The first couple of days had gone really well but on the aforementioned Friday I received this message along with the photo of his practice:
Straight away I’d asked if we could talk because I could feel there was a huge amount of emotion behind her message. Our call on the following Monday was a really helpful opportunity for me to listen and explain some things which helped Abbie begin to relax, trust me and trust the process. Things went well after our chat. Handwriting practice was moved to first thing in the morning after breakfast. We agreed it was hard to focus attention when her son had been concentrating online all morning (due to Lockdown) and was hungry.
It’s really hard for parents.
We want so much for our children.
Parents have their own perspective about how important handwriting is or isn’t. That perspective can change; their viewpoint is formed from personal experiences but also becomes affected by additional emotional factors, like their child’s unhappiness, anger, frustration, anxiety or distress… about pen licences… teacher concerns… fear about legibility in exams…about potential negative judgement or bias.
Parents want to help but often don’t actually know how to. This is sometimes reflected in feeling that they shouldn’t have to, that it’s the school’s responsibility.
When parents contact me I hear things like:

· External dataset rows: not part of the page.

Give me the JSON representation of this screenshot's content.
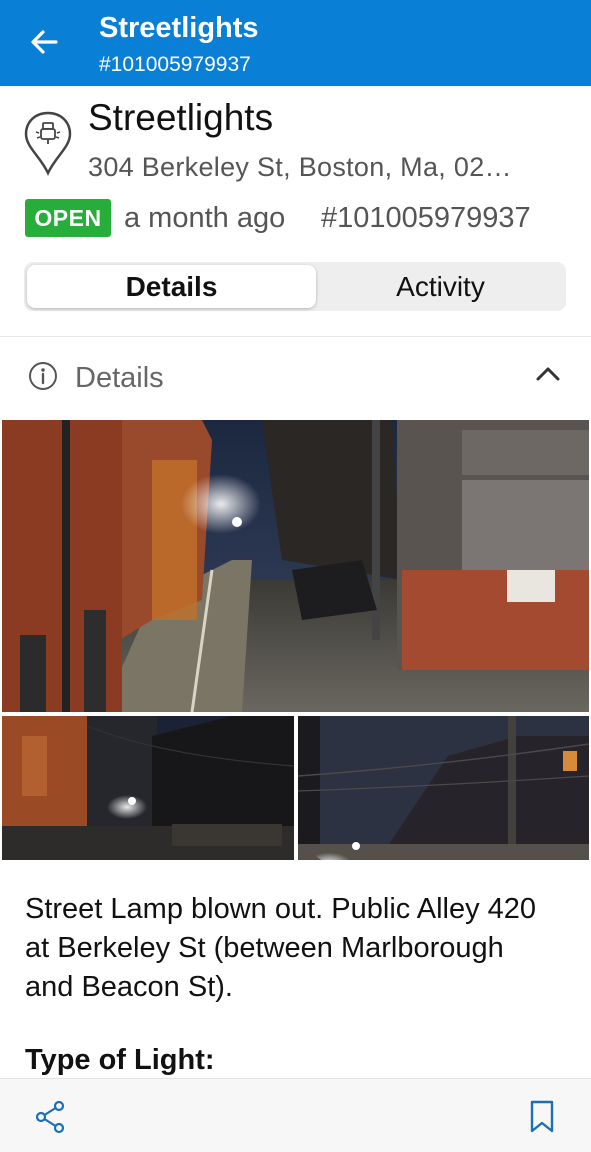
{
  "appbar": {
    "title": "Streetlights",
    "subtitle": "#101005979937"
  },
  "header": {
    "title": "Streetlights",
    "address": "304 Berkeley St, Boston, Ma, 02…",
    "status": "OPEN",
    "time": "a month ago",
    "number": "#101005979937"
  },
  "tabs": [
    {
      "label": "Details",
      "active": true
    },
    {
      "label": "Activity",
      "active": false
    }
  ],
  "section": {
    "label": "Details",
    "expanded": true
  },
  "description": "Street Lamp blown out. Public Alley 420 at Berkeley St (between Marlborough and Beacon St).",
  "type_label": "Type of Light:",
  "icons": [
    "back-arrow-icon",
    "location-pin-icon",
    "info-icon",
    "chevron-up-icon",
    "share-icon",
    "bookmark-icon"
  ],
  "colors": {
    "appbar": "#0a7fd6",
    "status_open": "#27ae3a",
    "accent_icon": "#1a6fb5"
  }
}
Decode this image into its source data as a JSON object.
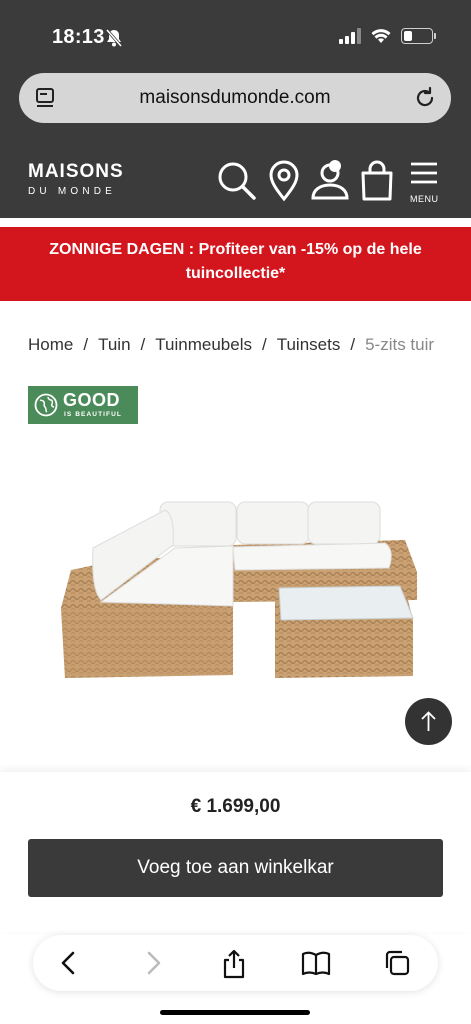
{
  "status_bar": {
    "time": "18:13"
  },
  "browser": {
    "url": "maisonsdumonde.com"
  },
  "header": {
    "logo_main": "MAISONS",
    "logo_sub": "DU MONDE",
    "menu_label": "MENU"
  },
  "promo": {
    "text": "ZONNIGE DAGEN : Profiteer van -15% op de hele tuincollectie*"
  },
  "breadcrumb": {
    "items": [
      "Home",
      "Tuin",
      "Tuinmeubels",
      "Tuinsets"
    ],
    "separator": "/",
    "current": "5-zits tuir"
  },
  "badge": {
    "word": "GOOD",
    "sub": "IS BEAUTIFUL"
  },
  "product": {
    "price": "€ 1.699,00"
  },
  "actions": {
    "add_to_cart": "Voeg toe aan winkelkar"
  },
  "colors": {
    "promo_red": "#d3151d",
    "header_dark": "#3b3b3b",
    "badge_green": "#4b8b5a"
  }
}
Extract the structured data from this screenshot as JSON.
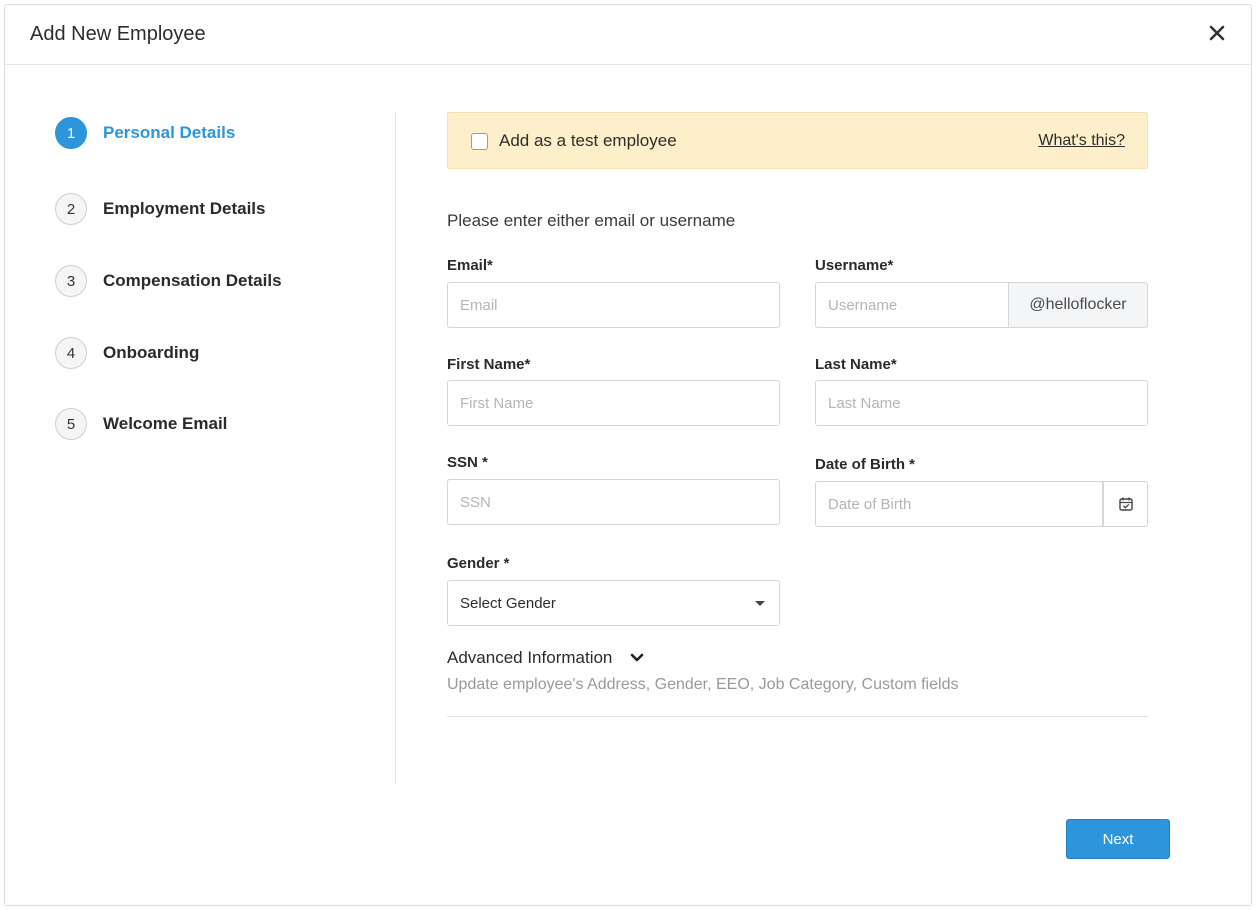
{
  "modal": {
    "title": "Add New Employee",
    "close_icon": "close-icon"
  },
  "steps": [
    {
      "number": "1",
      "label": "Personal Details",
      "active": true
    },
    {
      "number": "2",
      "label": "Employment Details",
      "active": false
    },
    {
      "number": "3",
      "label": "Compensation Details",
      "active": false
    },
    {
      "number": "4",
      "label": "Onboarding",
      "active": false
    },
    {
      "number": "5",
      "label": "Welcome Email",
      "active": false
    }
  ],
  "test_banner": {
    "label": "Add as a test employee",
    "checked": false,
    "link": "What's this?"
  },
  "form": {
    "instructions": "Please enter either email or username",
    "email": {
      "label": "Email*",
      "placeholder": "Email",
      "value": ""
    },
    "username": {
      "label": "Username*",
      "placeholder": "Username",
      "value": "",
      "suffix": "@helloflocker"
    },
    "first_name": {
      "label": "First Name*",
      "placeholder": "First Name",
      "value": ""
    },
    "last_name": {
      "label": "Last Name*",
      "placeholder": "Last Name",
      "value": ""
    },
    "ssn": {
      "label": "SSN *",
      "placeholder": "SSN",
      "value": ""
    },
    "dob": {
      "label": "Date of Birth *",
      "placeholder": "Date of Birth",
      "value": "",
      "icon": "calendar-icon"
    },
    "gender": {
      "label": "Gender *",
      "selected": "Select Gender"
    }
  },
  "advanced": {
    "title": "Advanced Information",
    "subtitle": "Update employee's Address, Gender, EEO, Job Category, Custom fields",
    "icon": "chevron-down-icon"
  },
  "footer": {
    "next_label": "Next"
  },
  "colors": {
    "accent": "#2d95dc",
    "banner": "#fdefc9"
  }
}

‘I feel the school should have done something sooner.’
‘I’m disappointed that nothing was flagged up.’
‘I actually feel quite let down by them.’
‘I’m concerned that teachers have allowed him to carry on writing like this for so long given that handwriting is taught in class.’
‘He says his teachers have tried but given up.’
I’m always a bit saddened to hear these remarks.
I know how hard teachers work and how they want the best for their pupils.
I know how much parents care and want the best for their children.
We need to work together.
Teachers and parents need to know how to help. That’s why I started Better Handwritten… to give guidance and support on highly effective teaching of handwriting.
Before we started working together, Abbie had done her best to help her son herself.
‘I tried worksheets over and over again but he didn’t engage in the task and it was a real struggle to keep him focused. I was also getting very frustrated with his writing, which (now I look back) was definitely having a negative impact on him and how he felt about handwriting.
I definitely didn’t appreciate the bigger picture of handwriting and all the things the brain has to coordinate to write. I felt like we had spent so much time practising and it was having no impact – I was starting to feel like my son was just being lazy and I must be a terrible teacher.’
Working with Abbie gave me an opportunity to help her reflect, understand and relax. I was able to provide a model that was manageable and got results. Thinking back to where we started reminds me just how many parents must be going through emotional stresses and strains trying to help their children.
I’ve actually just got off a call with Abbie! It’s nearly three months since we started working together and we’ve been looking back to that first week. I think Abbie’s words express the emotions involved for many parents so well …
“I remember speaking to you in the early days and I just felt SO tearful every time we spoke, because I was finding the whole thing so emotional… I couldn’t help him. Working with you isn’t what I expected it to be. I remember thinking, you’re just here to help him with handwriting but all of a sudden you’re helping me with … almost handwriting counselling.
I was so overwhelmed when we were first working together whereas now working on handwriting is such a pleasure. Our whole perception has just changed… how we look at it, how we take it on and how we talk about. Before the whole thing was so negative…for both of us. And it doesn’t feel like that at all any more.”
It’s good to talk about handwriting. It’s good to learn about it… really understand what’s involved. We need to break down the stress barriers that are denying children AND parents the many benefits and pleasures that writing by hand can bring. Understanding is empowering.
For more information on how to support children with handwriting, contact firstname.lastname@example.org